As part of Prime Advantage, Endorsed Suppliers have been invited to share their insights on the present and future of manufacturing success. In this post, Karin Hurt, from Let's Grow Leaders, discusses ideas to get your team thinking strategically.
I've never met an executive who said, "My team's just too strategic. I just wish they would focus more on the day-to-day work." Nope. In fact it's quite the opposite concern.
Another common theme is, "Karin, I just don't think anyone on this team is ready to take on my role.... and I can't get promoted until I find a successor."
But my favorite one is -- "These millennials just don't seem to get it. There's no long-term commitment. I don't think they care." I have gone deeper on this subject, and can help your development with daily insight and my free e-Book Mentoring in the Age of the Millennial.
If your team is not thinking strategically, don't write them off.

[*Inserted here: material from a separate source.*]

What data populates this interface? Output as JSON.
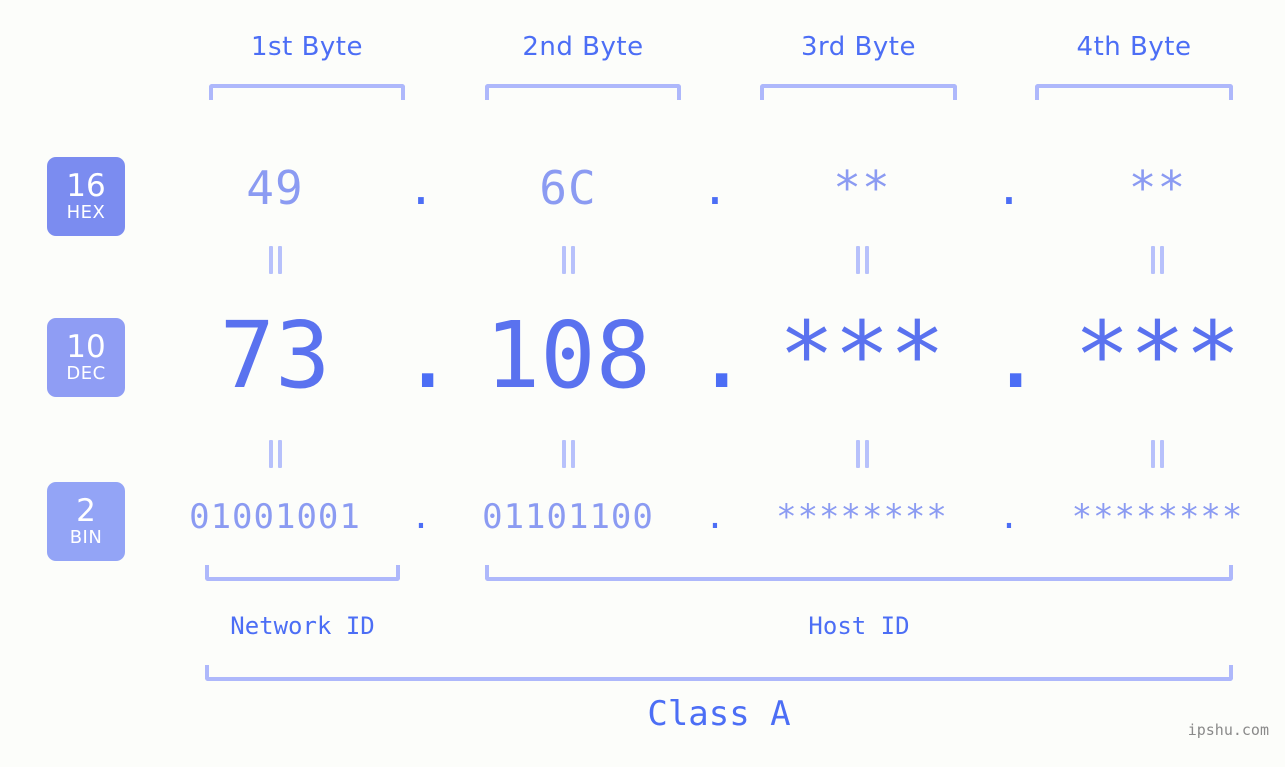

Instead, take a good look at what you've been sharing. If they don't see the information or the process they won't be engaged in the strategy. It's impossible to connect the dots if you only see a third of them. If you wait until everything's finalized and ready to execute before you share it with the team, you can’t expect to receive strategic collaboration.
Not sure where to start? Here are questions to help you see deeper into your team.
1. Why do we do what we do?
(Note: "to make money" is not the only answer, dig deeper.)
I ask this question every time I go into a focus group. You would be surprised how few can articulate a compelling answer. So start here. Talk amongst yourselves. Challenge one another. I promise this is worth every minute of time spent not "doing work."
2. How does our team's work contribute to the company's mission?
This one may be tricky. When employees who interact with customers stick to their script, it may be hard for them to feel like they are making a difference.
3. What do our customers really want?
Your team knows. Write it down, and then be sure your policies and procedures keep the customer in mind.
4. Who are our major competitors and what differentiates us in the market?
My guess is that some of your team will be all over this and others won't have a clue. Having the dialogue will offer great opportunities to explore perceptions and promote learning.
5. How does the way we do our work impact other departments?
Time spent here, looking candidly from both directions, will create productivity gains that will continue to pay dividends.
6. How can we better articulate what we need to the departments we rely on?
Communication between departments is the key. All you need is a short list.
7. What's the most important thing we're working on and why?
You may be surprised about the competing interests among the team. Resist the urge to drive the conversation, let the team be heard, and have the managerial courage to lift up the concern if needed.
The best way to help your team become strategic is to teach them to talk strategy. Imagine the possibilities if you were that guy or gal.